Taoiseach Enda Kenny has said the common travel area between Ireland and the UK must be protected and there could be no return to the days of checkpoints and watchtowers.

Speaking at a meeting of the British-Irish Council, Northern Ireland's First Minister Arlene Foster criticised Mr Kenny's comments earlier in the week about a border poll at the MacGill Summer School.

They had been "unhelpful", she said.

Mr Kenny said a border poll might not arise now or ever, but it had been envisaged by the authors of the Good Friday Agreement.

Ms Foster has said the exchange of views between her and the Taoiseach on the matter were "forthright".

Mr Kenny, Ms Foster and other leaders from the UK, Ireland and administrations like the Channel Islands and the Isle of Man met in Cardiff for a special meeting of the council.

It was the first time all of the leaders, some of whom held different views on Brexit, had the chance to discuss, face-to-face, the fallout from the referendum result.

The council is a low-key body established under the terms of the Good Friday Agreement.

But it has acquired an unexpected relevance since the Brexit vote.

Ms Foster said talk of a border poll was causing instability and she looked forward to getting beyond the situation after the summer.

Northern Ireland's Deputy First Minster Martin McGuinness said he wanted to represent the views of those in Northern Ireland who had voted to stay in the EU but Arlene Foster insisted the decision had been taken by the UK as a whole.

Mr McGuinness said it would be very hard to protect the Common Travel Area, and the prospect of a hard border could not be ruled out in light of British Prime Minister Theresa May's remarks on the subject before she became British prime minister.

Mr McGuinness said he and Ms Foster would be meeting Ms May in Downing Street and would seek clarification of her views.

Ms Foster said the border of watchtowers and checkpoints had been a response to a terrorist threat and she too had no wish to see any kind of barrier between the two parts of the island.

Scottish First Minister Nicola Sturgeon wants Scotland to stay in the EU and a second referendum on independence there is a real possibility.

Speaking afterwards Ms Sturgeon said today's discussions had been "robust".

Her Welsh counterpart Carwyn Jones said all those around the table needed to be directly engaged in the Brexit negotiations.

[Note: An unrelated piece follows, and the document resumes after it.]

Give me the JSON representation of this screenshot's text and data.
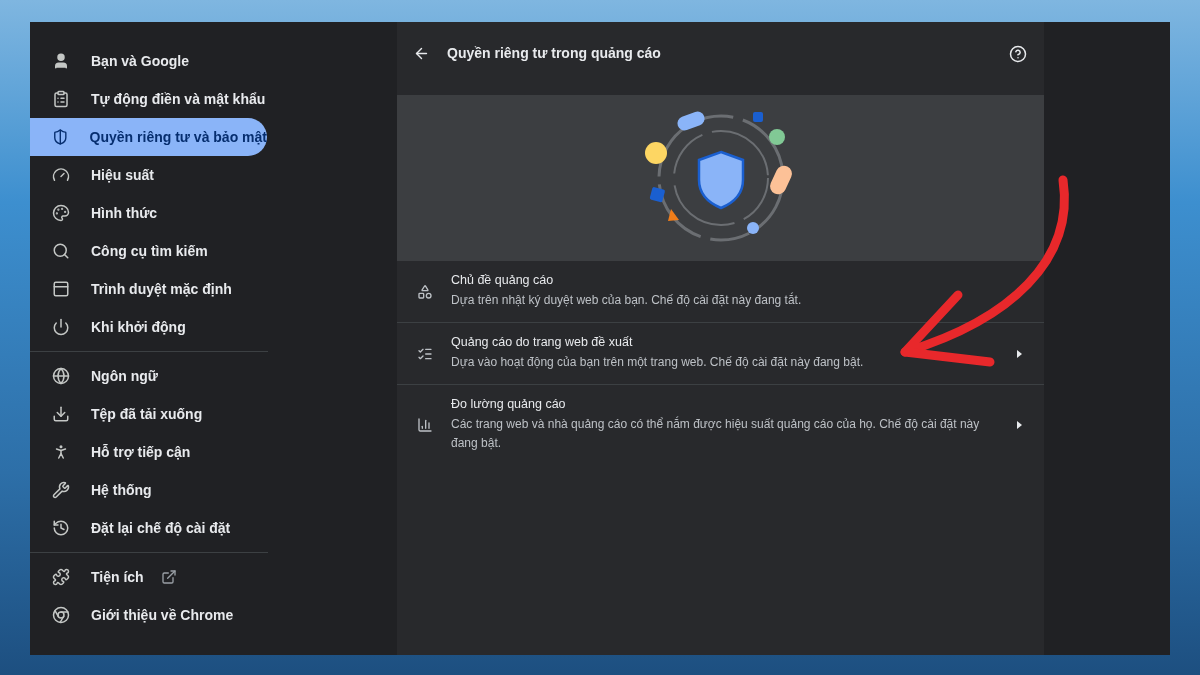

One dilemma for Mr Kenny is how to build alliances without being seen to side with forces that could ultimately break up the union involving not just Northern Ireland but also Scotland and Wales.